What you need to do
Here are some records; quote them exactly, leaving out the pictures.

Dataset
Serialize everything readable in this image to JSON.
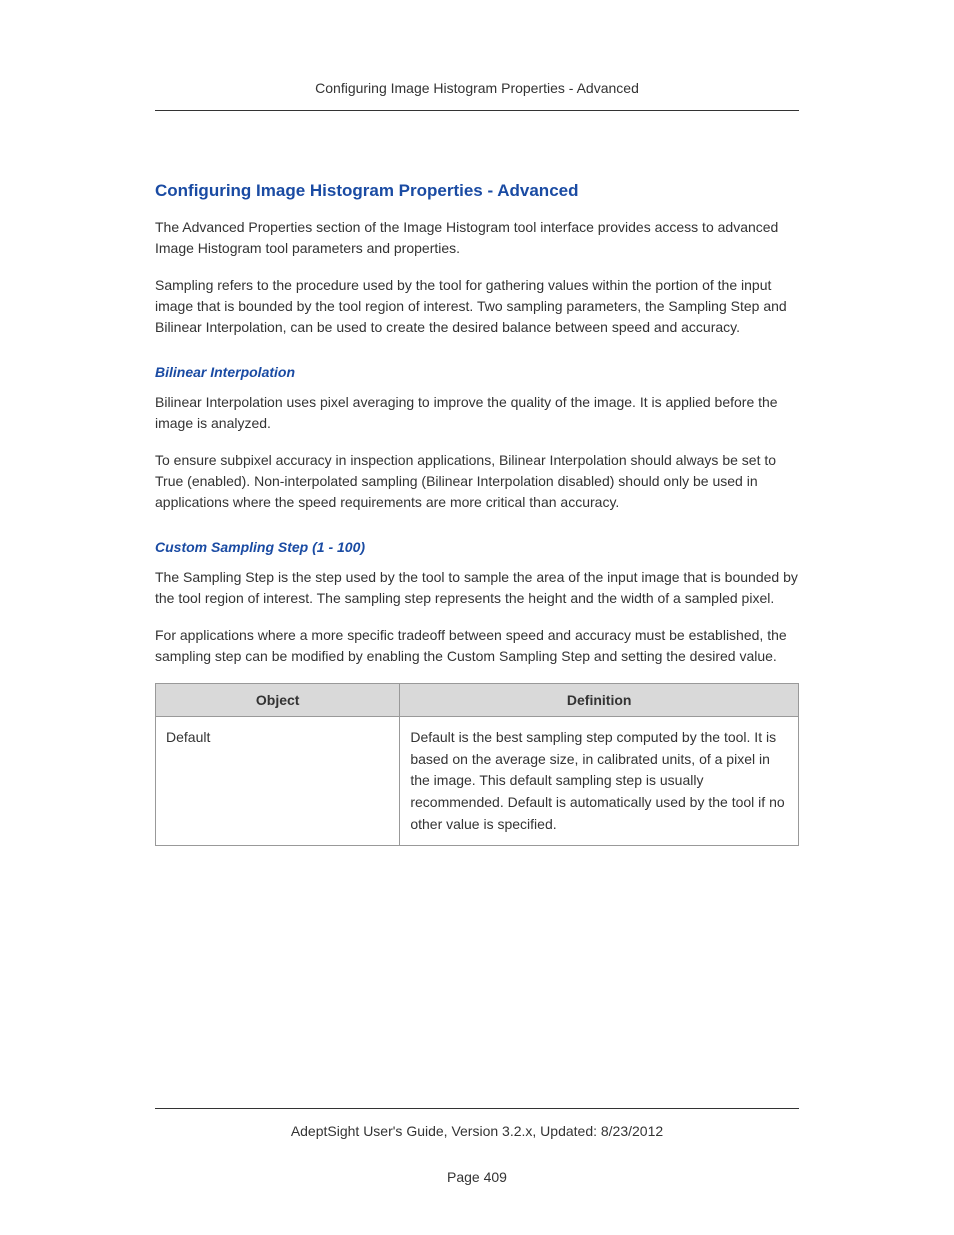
{
  "header": {
    "running_title": "Configuring Image Histogram Properties - Advanced"
  },
  "title": "Configuring Image Histogram Properties - Advanced",
  "paragraphs": {
    "intro1": "The Advanced Properties section of the Image Histogram tool interface provides access to advanced Image Histogram tool parameters and properties.",
    "intro2": "Sampling refers to the procedure used by the tool for gathering values within the portion of the input image that is bounded by the tool region of interest. Two sampling parameters, the Sampling Step and Bilinear Interpolation, can be used to create the desired balance between speed and accuracy."
  },
  "sections": {
    "bilinear": {
      "heading": "Bilinear Interpolation",
      "p1": "Bilinear Interpolation uses pixel averaging to improve the quality of the image. It is applied before the image is analyzed.",
      "p2": "To ensure subpixel accuracy in inspection applications, Bilinear Interpolation should always be set to True (enabled). Non-interpolated sampling (Bilinear Interpolation disabled) should only be used in applications where the speed requirements are more critical than accuracy."
    },
    "sampling": {
      "heading": "Custom Sampling Step (1 - 100)",
      "p1": "The Sampling Step is the step used by the tool to sample the area of the input image that is bounded by the tool region of interest. The sampling step represents the height and the width of a sampled pixel.",
      "p2": "For applications where a more specific tradeoff between speed and accuracy must be established, the sampling step can be modified by enabling the Custom Sampling Step and setting the desired value."
    }
  },
  "table": {
    "headers": {
      "object": "Object",
      "definition": "Definition"
    },
    "rows": [
      {
        "object": "Default",
        "definition": "Default is the best sampling step computed by the tool. It is based on the average size, in calibrated units, of a pixel in the image. This default sampling step is usually recommended. Default is automatically used by the tool if no other value is specified."
      }
    ]
  },
  "footer": {
    "line1": "AdeptSight User's Guide,  Version 3.2.x, Updated: 8/23/2012",
    "line2": "Page 409"
  }
}
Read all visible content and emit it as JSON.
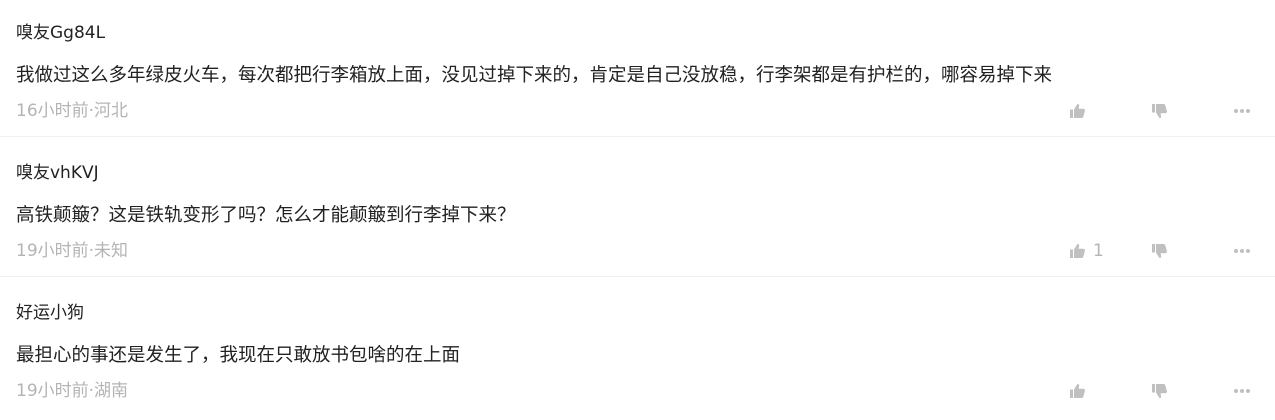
{
  "comments": [
    {
      "username": "嗅友Gg84L",
      "content": "我做过这么多年绿皮火车，每次都把行李箱放上面，没见过掉下来的，肯定是自己没放稳，行李架都是有护栏的，哪容易掉下来",
      "meta": "16小时前·河北",
      "likes": ""
    },
    {
      "username": "嗅友vhKVJ",
      "content": "高铁颠簸？这是铁轨变形了吗？怎么才能颠簸到行李掉下来？",
      "meta": "19小时前·未知",
      "likes": "1"
    },
    {
      "username": "好运小狗",
      "content": "最担心的事还是发生了，我现在只敢放书包啥的在上面",
      "meta": "19小时前·湖南",
      "likes": ""
    }
  ],
  "icons": {
    "like": "thumbs-up-icon",
    "dislike": "thumbs-down-icon",
    "more": "more-dots-icon"
  },
  "colors": {
    "text": "#222222",
    "meta": "#b4b4b4",
    "icon": "#c0c0c0",
    "divider": "#f0f0f0"
  }
}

Answer for the task
Serialize everything readable in this image to JSON.
{
  "header": {
    "running_title": "Configuring Image Histogram Properties - Advanced"
  },
  "title": "Configuring Image Histogram Properties - Advanced",
  "paragraphs": {
    "intro1": "The Advanced Properties section of the Image Histogram tool interface provides access to advanced Image Histogram tool parameters and properties.",
    "intro2": "Sampling refers to the procedure used by the tool for gathering values within the portion of the input image that is bounded by the tool region of interest. Two sampling parameters, the Sampling Step and Bilinear Interpolation, can be used to create the desired balance between speed and accuracy."
  },
  "sections": {
    "bilinear": {
      "heading": "Bilinear Interpolation",
      "p1": "Bilinear Interpolation uses pixel averaging to improve the quality of the image. It is applied before the image is analyzed.",
      "p2": "To ensure subpixel accuracy in inspection applications, Bilinear Interpolation should always be set to True (enabled). Non-interpolated sampling (Bilinear Interpolation disabled) should only be used in applications where the speed requirements are more critical than accuracy."
    },
    "sampling": {
      "heading": "Custom Sampling Step (1 - 100)",
      "p1": "The Sampling Step is the step used by the tool to sample the area of the input image that is bounded by the tool region of interest. The sampling step represents the height and the width of a sampled pixel.",
      "p2": "For applications where a more specific tradeoff between speed and accuracy must be established, the sampling step can be modified by enabling the Custom Sampling Step and setting the desired value."
    }
  },
  "table": {
    "headers": {
      "object": "Object",
      "definition": "Definition"
    },
    "rows": [
      {
        "object": "Default",
        "definition": "Default is the best sampling step computed by the tool. It is based on the average size, in calibrated units, of a pixel in the image. This default sampling step is usually recommended. Default is automatically used by the tool if no other value is specified."
      }
    ]
  },
  "footer": {
    "line1": "AdeptSight User's Guide,  Version 3.2.x, Updated: 8/23/2012",
    "line2": "Page 409"
  }
}
Read all visible content and emit it as JSON.
{
  "comments": [
    {
      "username": "嗅友Gg84L",
      "content": "我做过这么多年绿皮火车，每次都把行李箱放上面，没见过掉下来的，肯定是自己没放稳，行李架都是有护栏的，哪容易掉下来",
      "meta": "16小时前·河北",
      "likes": ""
    },
    {
      "username": "嗅友vhKVJ",
      "content": "高铁颠簸？这是铁轨变形了吗？怎么才能颠簸到行李掉下来？",
      "meta": "19小时前·未知",
      "likes": "1"
    },
    {
      "username": "好运小狗",
      "content": "最担心的事还是发生了，我现在只敢放书包啥的在上面",
      "meta": "19小时前·湖南",
      "likes": ""
    }
  ],
  "icons": {
    "like": "thumbs-up-icon",
    "dislike": "thumbs-down-icon",
    "more": "more-dots-icon"
  },
  "colors": {
    "text": "#222222",
    "meta": "#b4b4b4",
    "icon": "#c0c0c0",
    "divider": "#f0f0f0"
  }
}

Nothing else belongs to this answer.